Assignment: Within the material below, find each line bearing the word "link" and present it.

Records for this exercise:
--------------------
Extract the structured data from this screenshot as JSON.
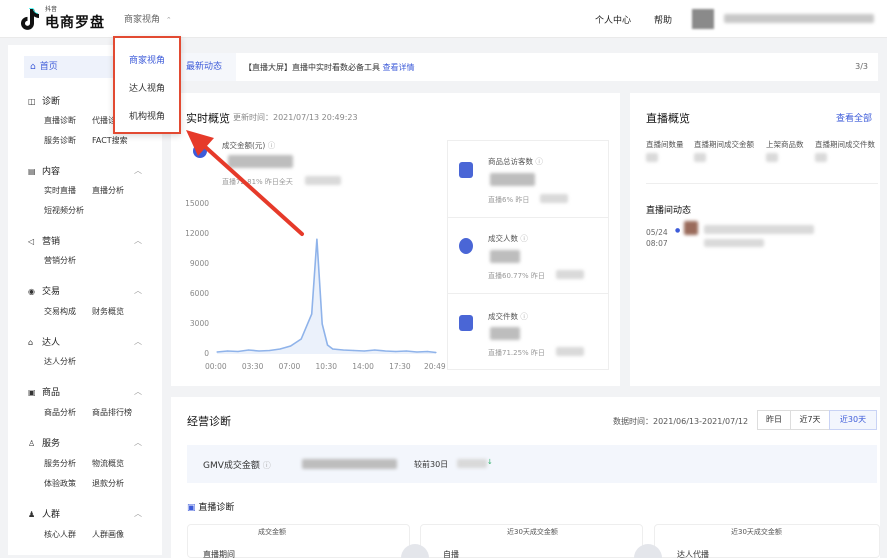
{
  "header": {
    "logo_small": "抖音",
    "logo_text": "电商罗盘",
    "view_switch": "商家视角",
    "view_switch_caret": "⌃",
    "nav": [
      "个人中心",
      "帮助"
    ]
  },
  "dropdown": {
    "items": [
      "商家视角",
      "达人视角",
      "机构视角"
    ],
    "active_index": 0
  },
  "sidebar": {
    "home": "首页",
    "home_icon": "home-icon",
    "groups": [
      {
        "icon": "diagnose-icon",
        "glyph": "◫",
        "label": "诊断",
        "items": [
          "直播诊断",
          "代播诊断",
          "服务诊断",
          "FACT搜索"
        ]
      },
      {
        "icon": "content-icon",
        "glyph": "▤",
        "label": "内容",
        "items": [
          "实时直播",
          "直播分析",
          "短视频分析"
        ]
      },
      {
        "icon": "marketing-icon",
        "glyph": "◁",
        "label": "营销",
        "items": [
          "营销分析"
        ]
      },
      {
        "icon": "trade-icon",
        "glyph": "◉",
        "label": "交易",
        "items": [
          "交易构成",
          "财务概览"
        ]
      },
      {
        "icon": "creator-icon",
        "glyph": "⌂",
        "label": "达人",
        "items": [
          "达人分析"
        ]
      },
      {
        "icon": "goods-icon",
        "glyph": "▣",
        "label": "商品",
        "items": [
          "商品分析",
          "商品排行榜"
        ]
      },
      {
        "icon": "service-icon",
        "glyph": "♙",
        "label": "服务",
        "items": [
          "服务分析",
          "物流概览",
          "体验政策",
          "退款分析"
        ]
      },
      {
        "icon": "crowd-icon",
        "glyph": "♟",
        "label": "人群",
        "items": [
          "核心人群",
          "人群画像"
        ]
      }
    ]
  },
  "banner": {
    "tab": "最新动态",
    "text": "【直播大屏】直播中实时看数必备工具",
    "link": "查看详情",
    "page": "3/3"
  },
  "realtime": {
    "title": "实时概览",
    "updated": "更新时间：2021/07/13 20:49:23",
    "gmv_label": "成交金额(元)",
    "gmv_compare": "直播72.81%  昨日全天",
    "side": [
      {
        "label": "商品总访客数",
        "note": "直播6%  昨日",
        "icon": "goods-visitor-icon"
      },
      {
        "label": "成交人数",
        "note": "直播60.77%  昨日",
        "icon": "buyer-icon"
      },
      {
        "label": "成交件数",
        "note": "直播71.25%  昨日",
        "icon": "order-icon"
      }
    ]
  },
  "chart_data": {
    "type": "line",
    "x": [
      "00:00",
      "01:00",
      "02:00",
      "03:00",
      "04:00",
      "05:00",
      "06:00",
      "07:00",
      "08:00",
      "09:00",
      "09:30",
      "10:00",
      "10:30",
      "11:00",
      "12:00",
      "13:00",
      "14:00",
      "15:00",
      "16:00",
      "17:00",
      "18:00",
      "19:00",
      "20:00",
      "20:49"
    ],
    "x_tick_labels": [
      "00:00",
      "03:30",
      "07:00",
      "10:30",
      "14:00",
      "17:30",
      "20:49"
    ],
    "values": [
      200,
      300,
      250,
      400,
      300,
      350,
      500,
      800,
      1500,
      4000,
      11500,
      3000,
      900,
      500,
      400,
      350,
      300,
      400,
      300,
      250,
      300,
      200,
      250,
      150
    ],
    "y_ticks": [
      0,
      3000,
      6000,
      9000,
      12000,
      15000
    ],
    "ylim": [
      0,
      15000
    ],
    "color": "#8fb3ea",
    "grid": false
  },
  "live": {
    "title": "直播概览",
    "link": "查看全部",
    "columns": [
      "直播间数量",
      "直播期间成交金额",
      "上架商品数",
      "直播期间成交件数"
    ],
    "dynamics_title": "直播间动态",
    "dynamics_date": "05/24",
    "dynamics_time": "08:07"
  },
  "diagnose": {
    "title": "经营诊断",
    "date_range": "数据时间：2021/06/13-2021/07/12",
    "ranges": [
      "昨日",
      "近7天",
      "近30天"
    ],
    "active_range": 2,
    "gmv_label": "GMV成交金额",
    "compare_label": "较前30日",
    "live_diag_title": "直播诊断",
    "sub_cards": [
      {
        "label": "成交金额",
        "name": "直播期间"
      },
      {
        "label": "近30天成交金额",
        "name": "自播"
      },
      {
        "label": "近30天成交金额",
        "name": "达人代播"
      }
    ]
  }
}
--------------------
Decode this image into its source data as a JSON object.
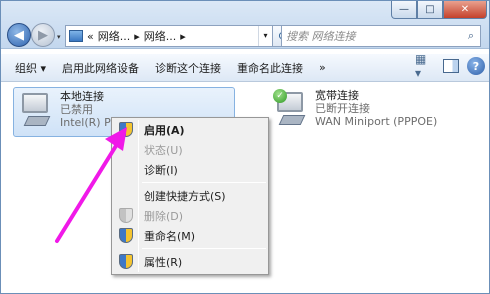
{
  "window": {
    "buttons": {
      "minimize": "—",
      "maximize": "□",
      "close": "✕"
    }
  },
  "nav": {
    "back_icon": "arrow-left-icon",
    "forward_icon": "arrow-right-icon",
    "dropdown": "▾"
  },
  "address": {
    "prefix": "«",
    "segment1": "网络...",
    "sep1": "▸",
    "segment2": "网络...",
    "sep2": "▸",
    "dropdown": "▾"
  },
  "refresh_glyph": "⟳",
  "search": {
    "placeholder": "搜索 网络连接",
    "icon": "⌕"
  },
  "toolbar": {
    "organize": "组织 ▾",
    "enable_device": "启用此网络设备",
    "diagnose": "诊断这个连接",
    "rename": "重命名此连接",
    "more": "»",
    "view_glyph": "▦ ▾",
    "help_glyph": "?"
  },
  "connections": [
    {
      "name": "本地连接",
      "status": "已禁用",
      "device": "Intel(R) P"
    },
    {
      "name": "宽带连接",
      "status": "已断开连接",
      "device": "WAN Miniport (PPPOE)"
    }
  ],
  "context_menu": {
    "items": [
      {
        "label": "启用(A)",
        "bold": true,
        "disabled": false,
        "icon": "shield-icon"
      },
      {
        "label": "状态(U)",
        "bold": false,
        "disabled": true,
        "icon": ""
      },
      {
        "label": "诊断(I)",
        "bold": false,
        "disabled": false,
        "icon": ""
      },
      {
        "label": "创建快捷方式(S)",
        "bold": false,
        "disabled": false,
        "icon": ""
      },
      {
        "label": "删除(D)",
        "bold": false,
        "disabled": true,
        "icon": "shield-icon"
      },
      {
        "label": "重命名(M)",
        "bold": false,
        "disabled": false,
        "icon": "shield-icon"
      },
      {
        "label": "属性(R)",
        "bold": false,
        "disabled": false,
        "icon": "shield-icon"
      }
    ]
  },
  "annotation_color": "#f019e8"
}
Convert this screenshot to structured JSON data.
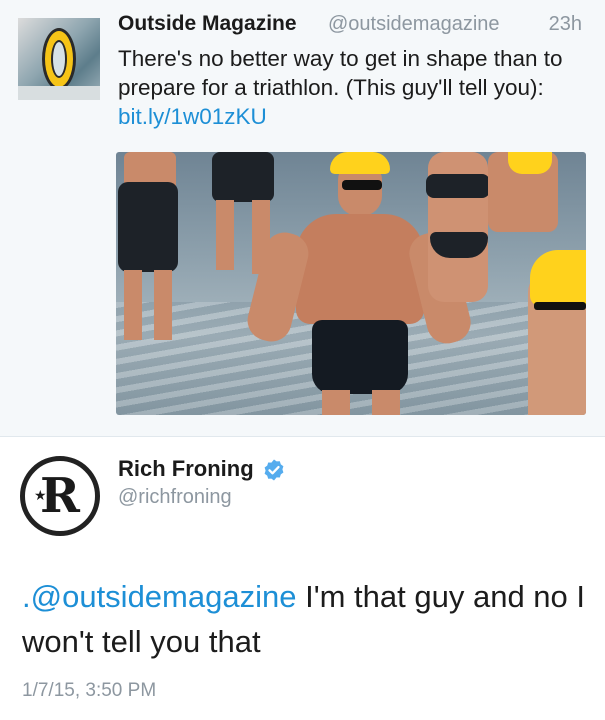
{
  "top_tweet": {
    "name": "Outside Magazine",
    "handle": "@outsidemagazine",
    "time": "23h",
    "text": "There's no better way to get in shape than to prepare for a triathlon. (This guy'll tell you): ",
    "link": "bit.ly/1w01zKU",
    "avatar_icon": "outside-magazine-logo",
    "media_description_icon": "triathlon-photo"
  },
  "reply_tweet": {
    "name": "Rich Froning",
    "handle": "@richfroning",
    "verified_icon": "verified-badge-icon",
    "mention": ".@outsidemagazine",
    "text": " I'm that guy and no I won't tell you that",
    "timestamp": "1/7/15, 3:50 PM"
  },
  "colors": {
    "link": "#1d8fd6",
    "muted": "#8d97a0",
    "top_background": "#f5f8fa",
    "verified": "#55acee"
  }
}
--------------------
Solution to the problem:
    "link": "查看详情",
    "link": "查看全部",
    "link": "bit.ly/1w01zKU",
    "link": "#1d8fd6",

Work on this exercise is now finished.